Prince George’s County is expecting a $152.2 million shortfall as officials plan the fiscal 2014 budget, forcing officials to look for ways to preserve core county services, according to County Executive Rushern L. Baker III (D).
“We’re going to do everything we can to make sure the quality of life in Prince George’s County increases,” Baker said at a budget forum Tuesday at Prince George’s Community College in Largo.
Given the budget gap, everything — including money for public safety and education — is on the table, said Tom Himler, the county’s deputy chief administrative officer for budget, finance and administration.
The decline is due to a combination of sagging revenue — real property taxes are expected to be down $11 million or 1.6 percent — and escalating costs, according to officials.
On the revenue side, the county is projecting taking in roughly $2.65 billion, a 1.1 percent drop from the $2.67 billion officials estimate the government will take in this fiscal year. Fiscal 2014 begins July 1.
Officials are expecting about $2.8 billion in expenses based on current operations, according to county documents. Expenditures continue to rise as the county faces rising debt service costs on bonds as well as increases in pay and benefit costs for staff, according to the documents.
Melody Spruill, one of only two area residents who addressed Baker and county officials at the public forum that had only a handful of residents in attendance, asked the county government to continue to try and support local education and to look at ways to better engage area residents in their school. Even with her appeal, Spruill was already expecting the county will reduce its support for education,
“I’m expecting less, just in general,” she said after addressing Baker and his staff.

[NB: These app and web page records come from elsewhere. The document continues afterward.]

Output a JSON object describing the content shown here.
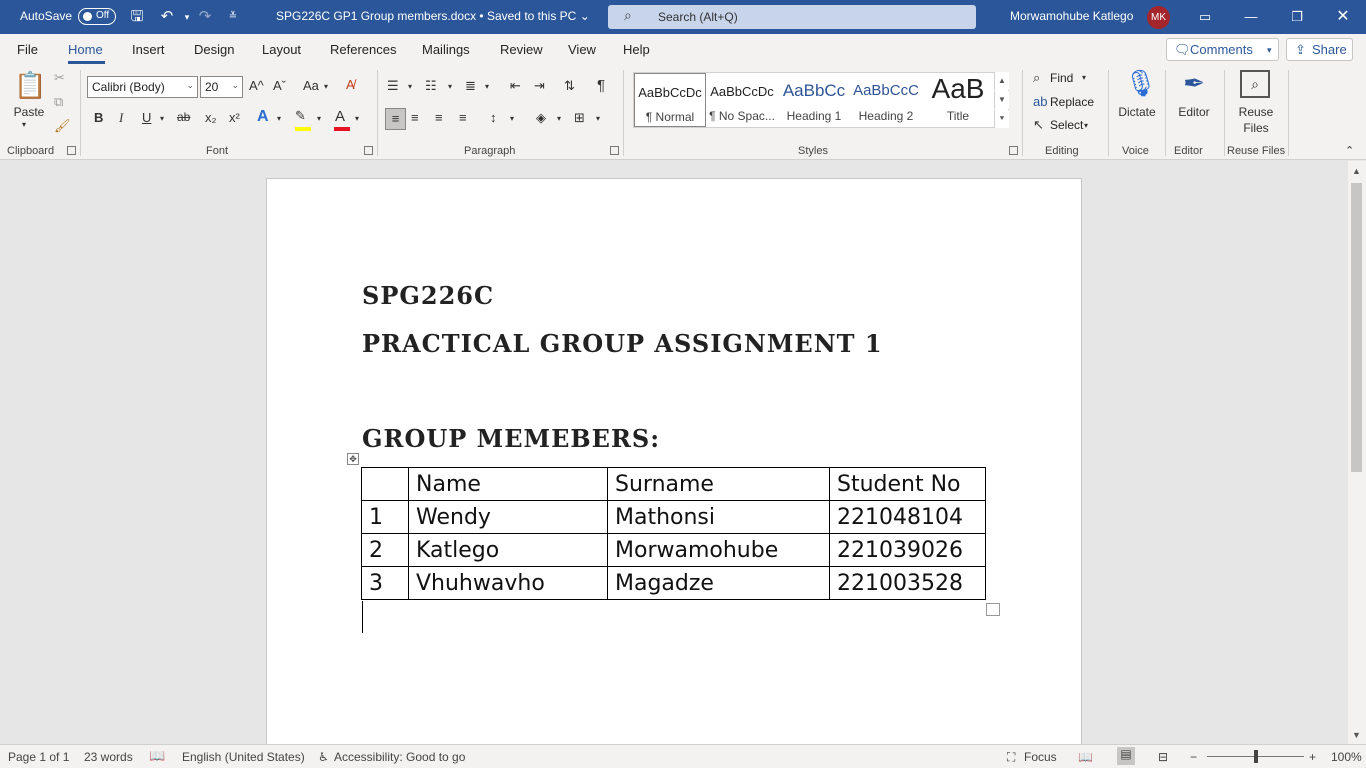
{
  "titlebar": {
    "autosave_label": "AutoSave",
    "autosave_state": "Off",
    "doc_title": "SPG226C GP1 Group members.docx • Saved to this PC",
    "search_placeholder": "Search (Alt+Q)",
    "user_name": "Morwamohube Katlego",
    "user_initials": "MK"
  },
  "menu": {
    "tabs": [
      "File",
      "Home",
      "Insert",
      "Design",
      "Layout",
      "References",
      "Mailings",
      "Review",
      "View",
      "Help"
    ],
    "active_tab": "Home",
    "comments_label": "Comments",
    "share_label": "Share"
  },
  "ribbon": {
    "clipboard": {
      "label": "Clipboard",
      "paste_label": "Paste"
    },
    "font": {
      "label": "Font",
      "font_name": "Calibri (Body)",
      "font_size": "20",
      "bold": "B",
      "italic": "I",
      "underline": "U",
      "strike": "ab",
      "subscript": "x₂",
      "superscript": "x²",
      "change_case": "Aa",
      "grow": "A^",
      "shrink": "Aˇ",
      "highlight_color": "#ffff00",
      "font_color": "#e81123"
    },
    "paragraph": {
      "label": "Paragraph"
    },
    "styles": {
      "label": "Styles",
      "items": [
        {
          "preview": "AaBbCcDc",
          "name": "¶ Normal"
        },
        {
          "preview": "AaBbCcDc",
          "name": "¶ No Spac..."
        },
        {
          "preview": "AaBbCc",
          "name": "Heading 1"
        },
        {
          "preview": "AaBbCcC",
          "name": "Heading 2"
        },
        {
          "preview": "AaB",
          "name": "Title"
        }
      ]
    },
    "editing": {
      "label": "Editing",
      "find": "Find",
      "replace": "Replace",
      "select": "Select"
    },
    "voice": {
      "label": "Voice",
      "dictate": "Dictate"
    },
    "editor": {
      "label": "Editor",
      "editor": "Editor"
    },
    "reuse": {
      "label": "Reuse Files",
      "reuse_line1": "Reuse",
      "reuse_line2": "Files"
    }
  },
  "document": {
    "line1": "SPG226C",
    "line2": "PRACTICAL GROUP ASSIGNMENT 1",
    "line3": "GROUP MEMEBERS:",
    "table": {
      "headers": [
        "",
        "Name",
        "Surname",
        "Student No"
      ],
      "rows": [
        [
          "1",
          "Wendy",
          "Mathonsi",
          "221048104"
        ],
        [
          "2",
          "Katlego",
          "Morwamohube",
          "221039026"
        ],
        [
          "3",
          "Vhuhwavho",
          "Magadze",
          "221003528"
        ]
      ]
    }
  },
  "status": {
    "page": "Page 1 of 1",
    "words": "23 words",
    "language": "English (United States)",
    "accessibility": "Accessibility: Good to go",
    "focus": "Focus",
    "zoom": "100%",
    "zoom_fraction": 0.5
  },
  "colors": {
    "titlebar_bg": "#2b579a",
    "accent": "#2b579a",
    "avatar_bg": "#a4262c"
  }
}
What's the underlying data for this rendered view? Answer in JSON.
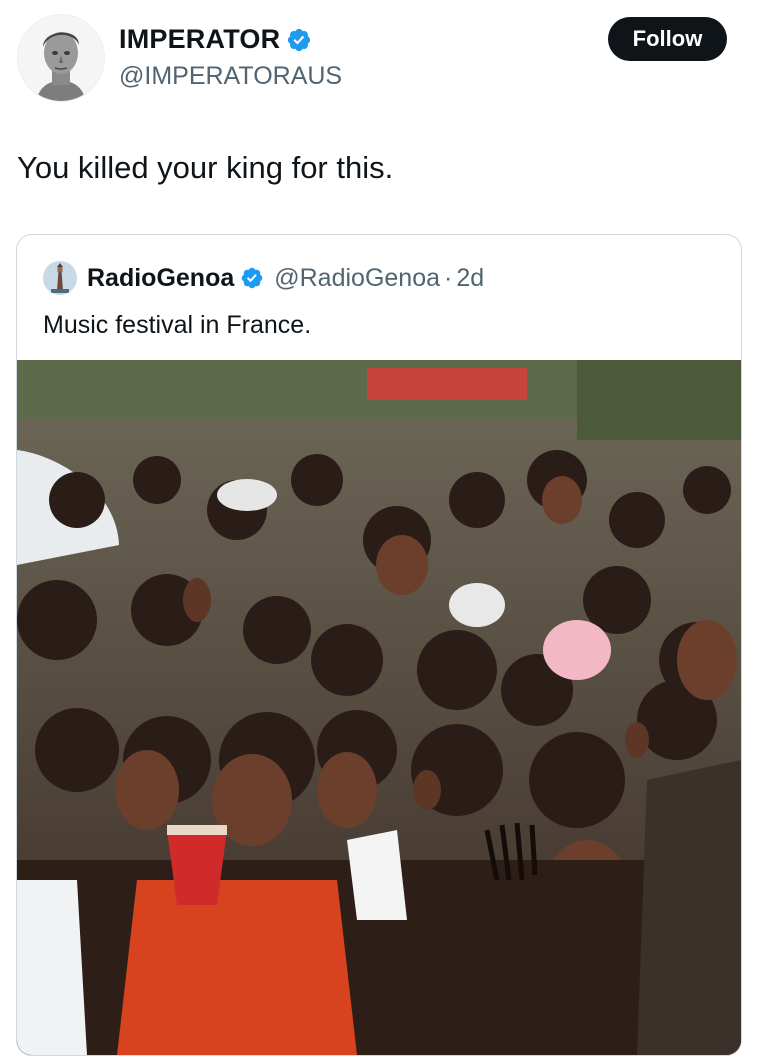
{
  "author": {
    "display_name": "IMPERATOR",
    "handle": "@IMPERATORAUS",
    "verified": true,
    "avatar_icon": "bust-statue-avatar"
  },
  "follow_button": {
    "label": "Follow"
  },
  "tweet": {
    "text": "You killed your king for this."
  },
  "quoted": {
    "display_name": "RadioGenoa",
    "handle": "@RadioGenoa",
    "separator": "·",
    "time": "2d",
    "text": "Music festival in France.",
    "verified": true,
    "avatar_icon": "lighthouse-avatar",
    "media_icon": "crowd-video-thumbnail"
  },
  "colors": {
    "verified_blue": "#1d9bf0",
    "text_primary": "#0f1419",
    "text_secondary": "#536471",
    "border": "#cfd9de",
    "follow_bg": "#0f1419"
  }
}
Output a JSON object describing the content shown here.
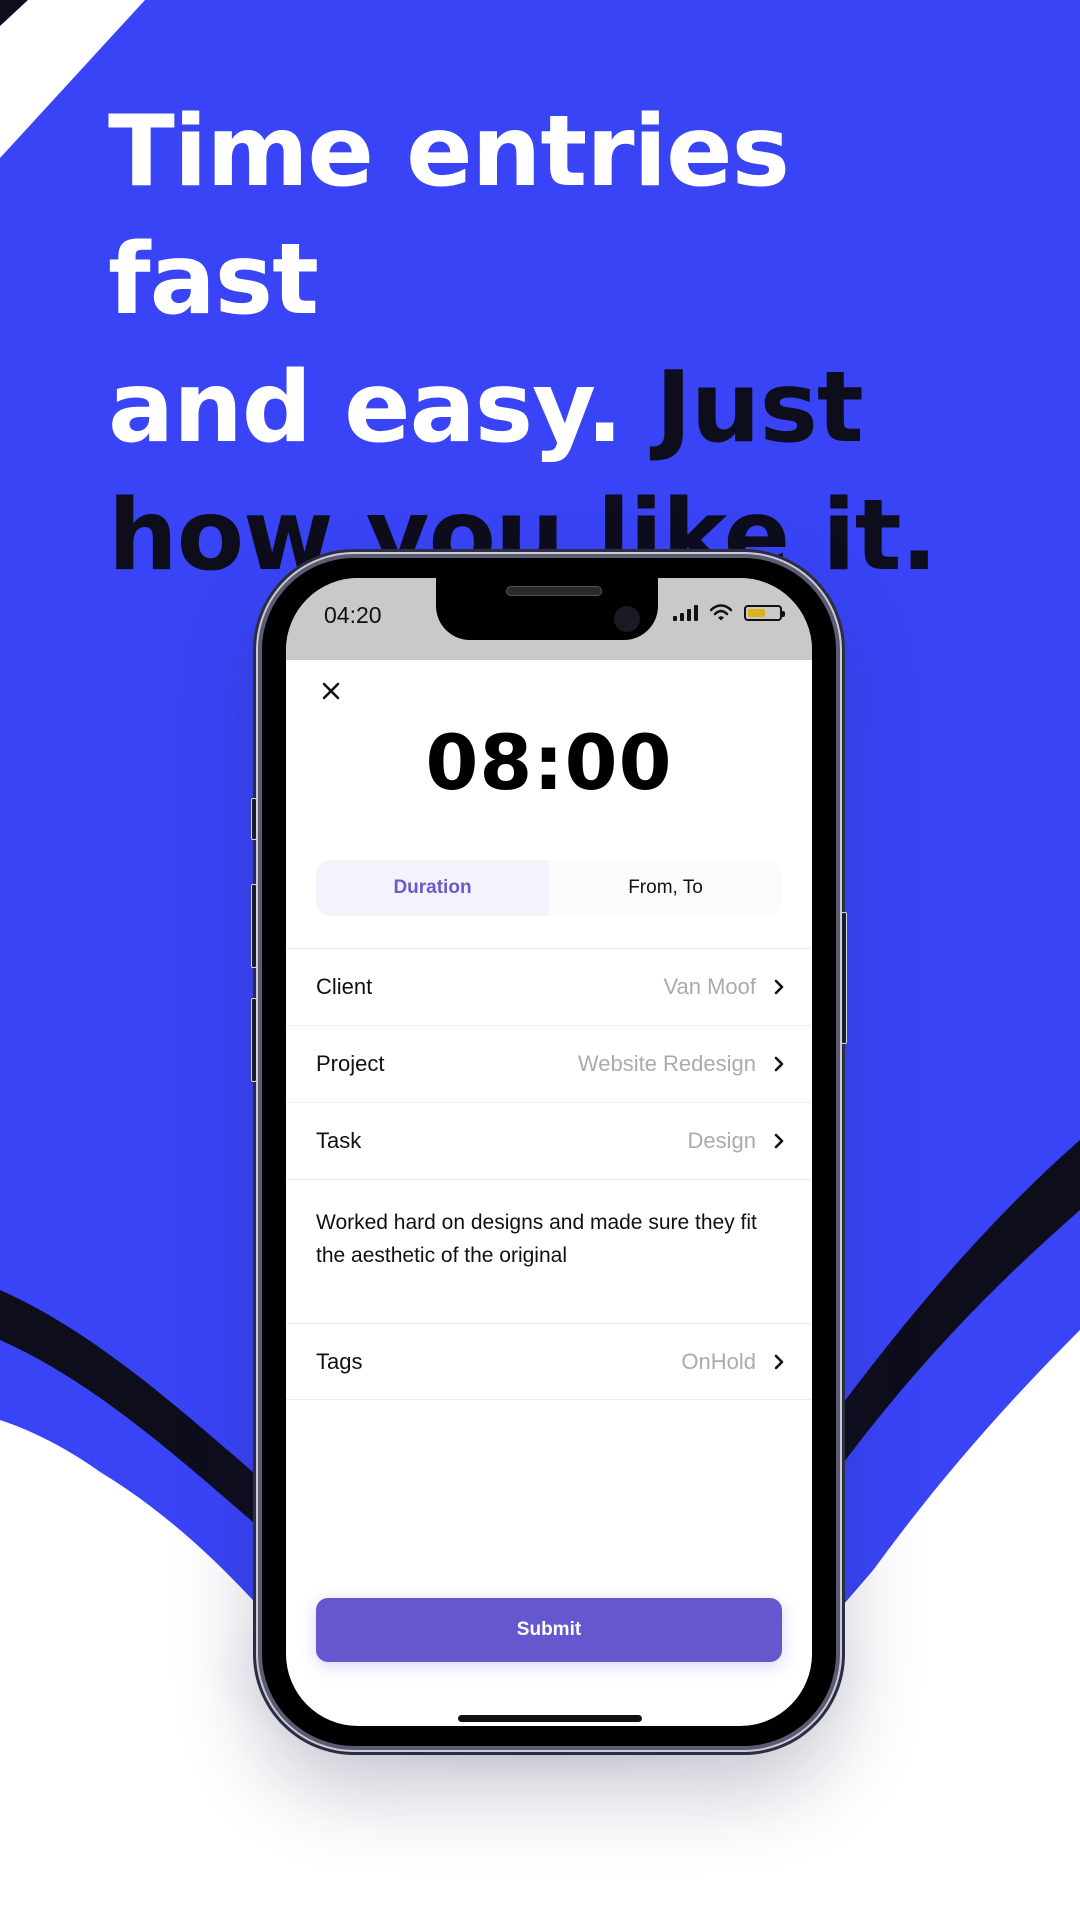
{
  "colors": {
    "brand_blue": "#3944f7",
    "dark": "#0e0d1c",
    "accent_purple": "#6558cf",
    "muted_text": "#ababab"
  },
  "headline": {
    "white_part": "Time entries fast and easy.",
    "dark_part": "Just how you like it.",
    "line1": "Time entries fast",
    "line2_white": "and easy.",
    "line2_dark": " Just",
    "line3": "how you like it."
  },
  "status_bar": {
    "time": "04:20",
    "icons": [
      "signal-icon",
      "wifi-icon",
      "battery-icon"
    ],
    "battery_level": 0.55
  },
  "screen": {
    "close_icon": "close-icon",
    "duration_display": "08:00",
    "mode_tabs": [
      {
        "label": "Duration",
        "active": true
      },
      {
        "label": "From, To",
        "active": false
      }
    ],
    "fields": [
      {
        "label": "Client",
        "value": "Van Moof"
      },
      {
        "label": "Project",
        "value": "Website Redesign"
      },
      {
        "label": "Task",
        "value": "Design"
      }
    ],
    "notes": "Worked hard on designs and made sure they fit the aesthetic of the original",
    "tags": {
      "label": "Tags",
      "value": "OnHold"
    },
    "submit_label": "Submit"
  }
}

If the county government can’t increase its support for education, parents should work with their schools to make up the difference, Spruill said.
“Parents can’t wait for their government,” she said.
Real estate agents would like to see county support to fund assistance for first-time home buyers who need assistance closing on a home as a way to reduce the number of vacant and foreclosed properties in the county, said Michael Graziano, director of government affairs for the Prince George’s County Association of Realtors, after the forum.
“In the long run, they’ll help to increase the tax base,” he said.
The gap between what the county takes in and its expenses has been an issue since 2009, Himler said. To balance the fiscal 2013 budget, planners slashed up to five percent from every department’s budget, Himler said.
Despite the measures, the county still fell short in fiscal 2013, Himler said.
The fiscal 2013 budget was set at $2.68 billion; but revenues are projected to fall below expectations to $2.67 billion, falling short of the expected $2.7 billion in expenses this fiscal year.
County planners are looking at ways to cut back, such as not filling vacant positions, to make up the difference, Himler said.
The County Executive’s office is required to submit a budget to the County Council by March 15 and the council must have a budget finalized before the end of the current fiscal year on June 30, Himler said. Additional forums sponsored by Baker and the County Council are planned for later this year.
“This council certainly wants to make sure we provide all our citizens with everything they need for a comfortable living environment,” said County Council Chairwoman Andrea Harrison (D-Dist. 5) of Springdale. “We always take into consideration what our residents tell us.”